**Work instruction:**
Out of the entries that follow, copy each line containing "title".

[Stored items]
####################
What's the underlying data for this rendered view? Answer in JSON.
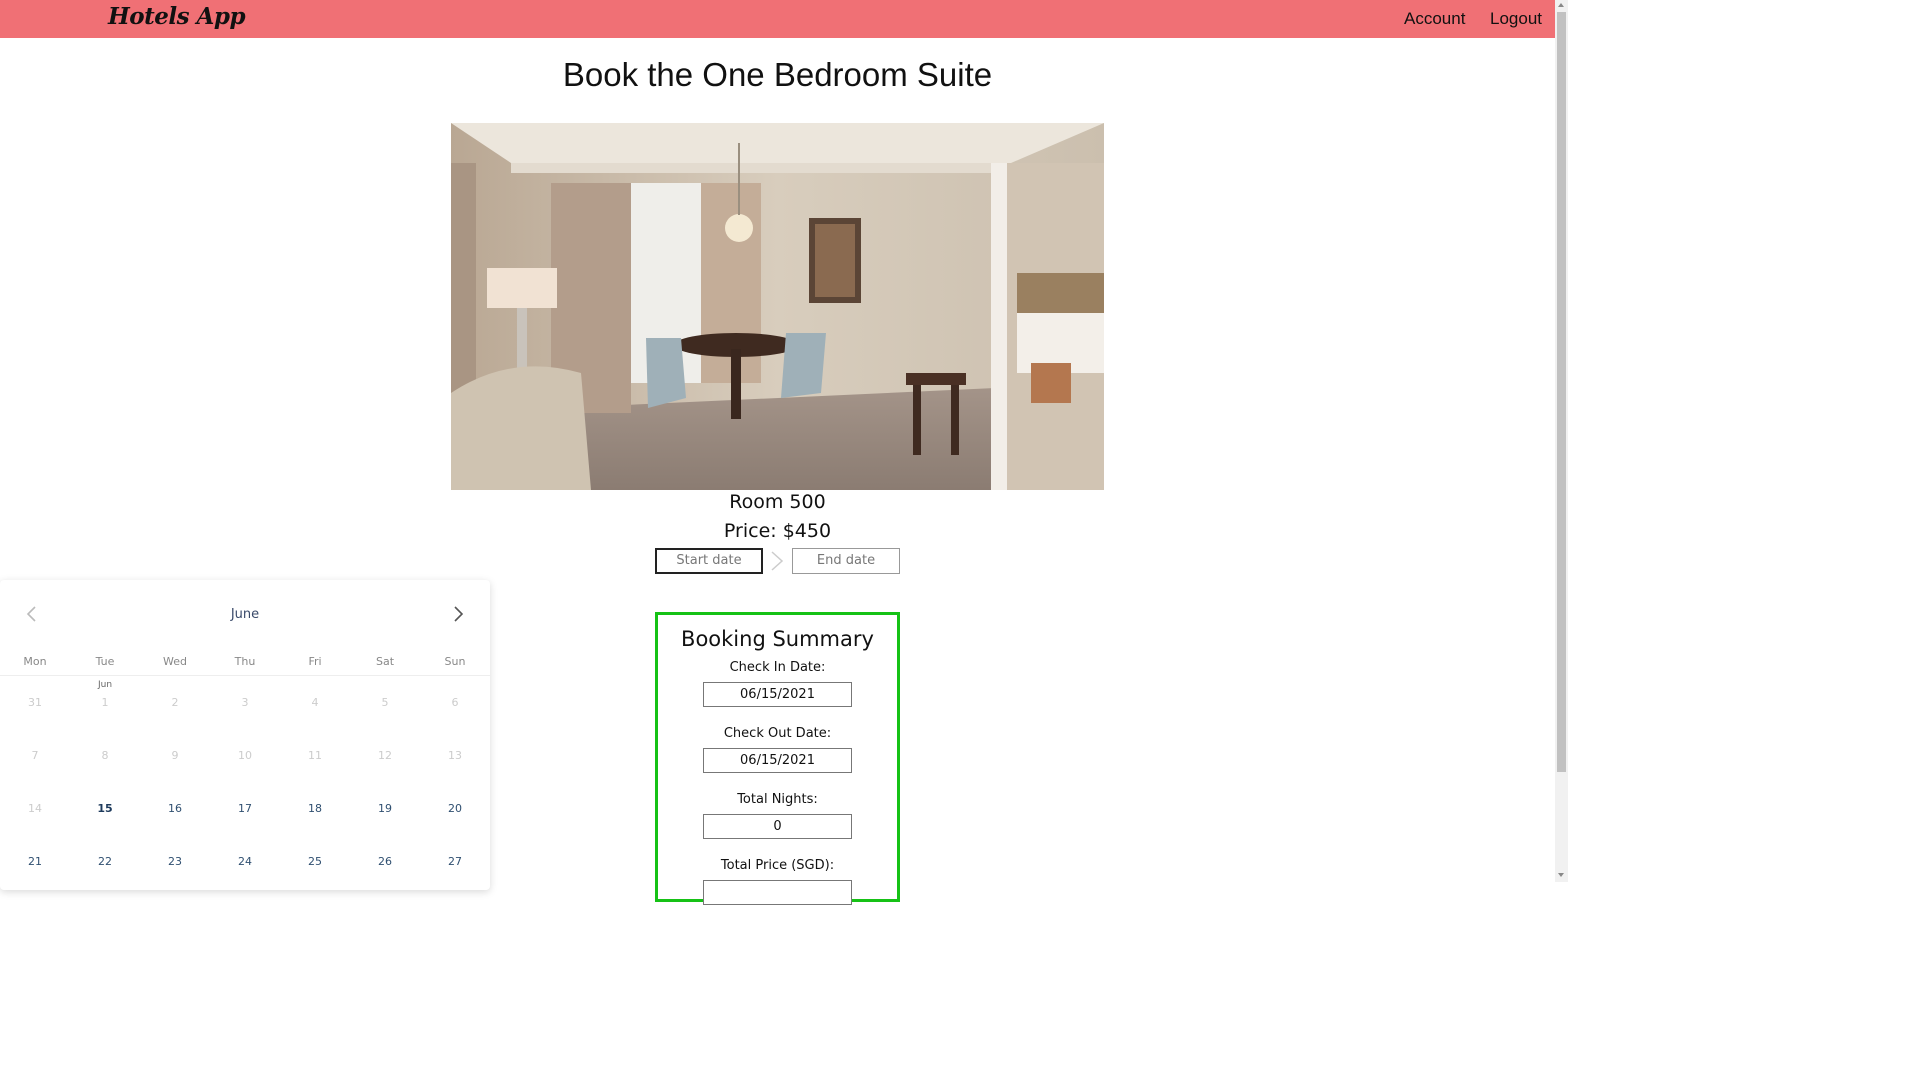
{
  "navbar": {
    "brand": "Hotels App",
    "links": [
      "Account",
      "Logout"
    ],
    "color": "#f07075"
  },
  "page": {
    "title": "Book the One Bedroom Suite"
  },
  "room": {
    "photo_icon": "room-photo",
    "number": "Room 500",
    "price": "Price: $450"
  },
  "date_range": {
    "start_placeholder": "Start date",
    "end_placeholder": "End date"
  },
  "calendar": {
    "month": "June",
    "weekdays": [
      "Mon",
      "Tue",
      "Wed",
      "Thu",
      "Fri",
      "Sat",
      "Sun"
    ],
    "month_marker": "Jun",
    "weeks": [
      [
        "31",
        "1",
        "2",
        "3",
        "4",
        "5",
        "6"
      ],
      [
        "7",
        "8",
        "9",
        "10",
        "11",
        "12",
        "13"
      ],
      [
        "14",
        "15",
        "16",
        "17",
        "18",
        "19",
        "20"
      ],
      [
        "21",
        "22",
        "23",
        "24",
        "25",
        "26",
        "27"
      ]
    ],
    "today": "15"
  },
  "summary": {
    "title": "Booking Summary",
    "check_in_label": "Check In Date:",
    "check_in_value": "06/15/2021",
    "check_out_label": "Check Out Date:",
    "check_out_value": "06/15/2021",
    "nights_label": "Total Nights:",
    "nights_value": "0",
    "price_label": "Total Price (SGD):",
    "border_color": "#16c216"
  }
}
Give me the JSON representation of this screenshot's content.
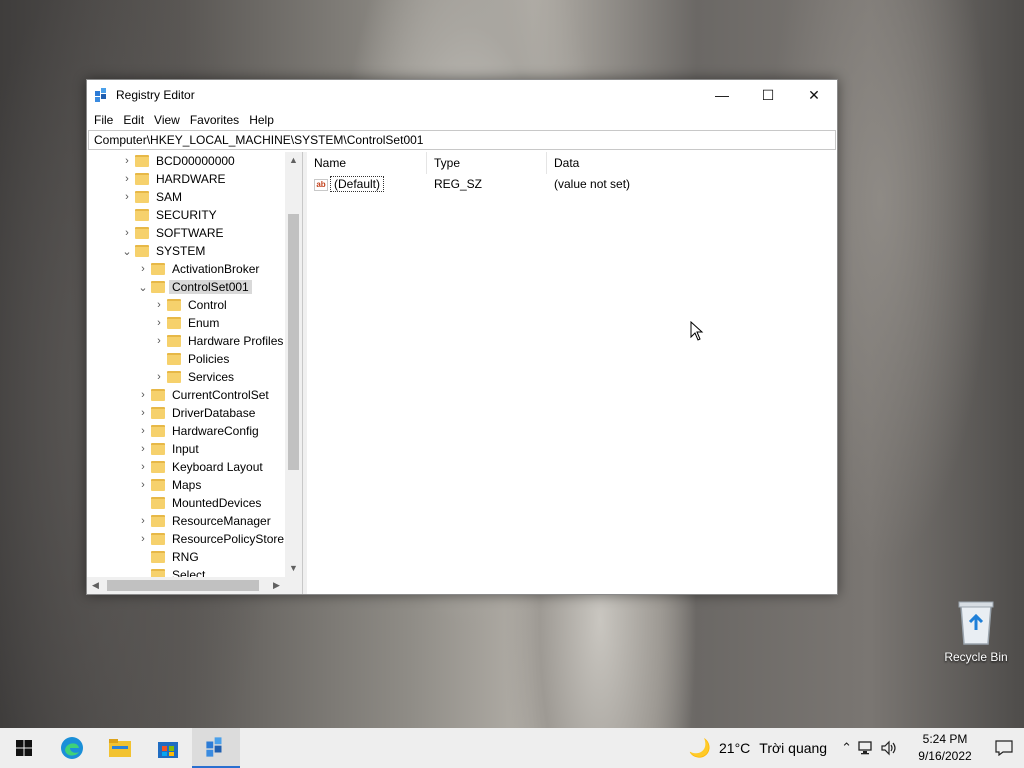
{
  "desktop": {
    "recycle_bin_label": "Recycle Bin"
  },
  "window": {
    "title": "Registry Editor",
    "controls": {
      "minimize": "—",
      "maximize": "☐",
      "close": "✕"
    }
  },
  "menu": [
    "File",
    "Edit",
    "View",
    "Favorites",
    "Help"
  ],
  "address": "Computer\\HKEY_LOCAL_MACHINE\\SYSTEM\\ControlSet001",
  "tree": [
    {
      "label": "BCD00000000",
      "expander": "›"
    },
    {
      "label": "HARDWARE",
      "expander": "›"
    },
    {
      "label": "SAM",
      "expander": "›"
    },
    {
      "label": "SECURITY",
      "expander": ""
    },
    {
      "label": "SOFTWARE",
      "expander": "›"
    },
    {
      "label": "SYSTEM",
      "expander": "⌄"
    },
    {
      "label": "ActivationBroker",
      "expander": "›"
    },
    {
      "label": "ControlSet001",
      "expander": "⌄"
    },
    {
      "label": "Control",
      "expander": "›"
    },
    {
      "label": "Enum",
      "expander": "›"
    },
    {
      "label": "Hardware Profiles",
      "expander": "›"
    },
    {
      "label": "Policies",
      "expander": ""
    },
    {
      "label": "Services",
      "expander": "›"
    },
    {
      "label": "CurrentControlSet",
      "expander": "›"
    },
    {
      "label": "DriverDatabase",
      "expander": "›"
    },
    {
      "label": "HardwareConfig",
      "expander": "›"
    },
    {
      "label": "Input",
      "expander": "›"
    },
    {
      "label": "Keyboard Layout",
      "expander": "›"
    },
    {
      "label": "Maps",
      "expander": "›"
    },
    {
      "label": "MountedDevices",
      "expander": ""
    },
    {
      "label": "ResourceManager",
      "expander": "›"
    },
    {
      "label": "ResourcePolicyStore",
      "expander": "›"
    },
    {
      "label": "RNG",
      "expander": ""
    },
    {
      "label": "Select",
      "expander": ""
    }
  ],
  "list": {
    "columns": [
      "Name",
      "Type",
      "Data"
    ],
    "rows": [
      {
        "icon": "ab",
        "name": "(Default)",
        "type": "REG_SZ",
        "data": "(value not set)"
      }
    ]
  },
  "taskbar": {
    "weather_temp": "21°C",
    "weather_text": "Trời quang",
    "time": "5:24 PM",
    "date": "9/16/2022"
  },
  "colors": {
    "folder": "#f6d16c",
    "accent": "#2a6fcf"
  }
}
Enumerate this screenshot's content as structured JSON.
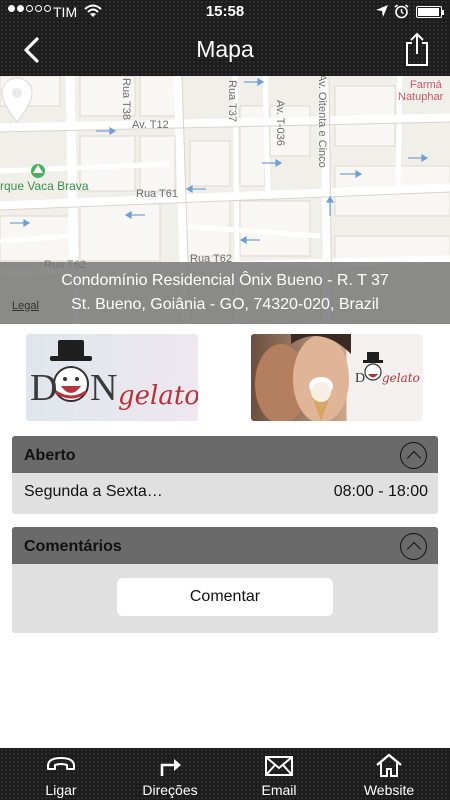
{
  "status_bar": {
    "carrier": "TIM",
    "time": "15:58",
    "signal_dots_filled": 2,
    "battery_level": 0.85
  },
  "nav": {
    "title": "Mapa"
  },
  "map": {
    "streets": {
      "rua_t38": "Rua T38",
      "av_t12": "Av. T12",
      "rua_t37": "Rua T37",
      "av_t036": "Av. T-036",
      "av_oitenta": "Av. Oitenta e Cinco",
      "rua_t61": "Rua T61",
      "rua_t62_left": "Rua T62",
      "rua_t62_center": "Rua T62"
    },
    "poi_park": "rque Vaca Brava",
    "poi_pharmacy_line1": "Farmá",
    "poi_pharmacy_line2": "Natuphar",
    "legal": "Legal",
    "address_line1": "Condomínio Residencial Ônix Bueno - R. T 37",
    "address_line2": "St. Bueno, Goiânia - GO, 74320-020, Brazil"
  },
  "banners": {
    "logo_text_1": "D",
    "logo_text_2": "N",
    "logo_text_3": "gelato",
    "logo_small": "DONgelato"
  },
  "hours_card": {
    "title": "Aberto",
    "days": "Segunda a Sexta…",
    "time": "08:00 - 18:00"
  },
  "comments_card": {
    "title": "Comentários",
    "button_label": "Comentar"
  },
  "tabs": [
    {
      "label": "Ligar",
      "icon": "phone-icon"
    },
    {
      "label": "Direções",
      "icon": "directions-icon"
    },
    {
      "label": "Email",
      "icon": "email-icon"
    },
    {
      "label": "Website",
      "icon": "home-icon"
    }
  ],
  "colors": {
    "header_bg": "#1c1c1c",
    "card_head": "#6a6a6a",
    "card_body": "#e0e0e0",
    "logo_red": "#b8323a"
  }
}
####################
**Result:**
    "title": "Book the One Bedroom Suite"
    "title": "Booking Summary",
    "title": "Registry Editor",
    "title": "Mapa"
    "title": "Aberto",
    "title": "Comentários",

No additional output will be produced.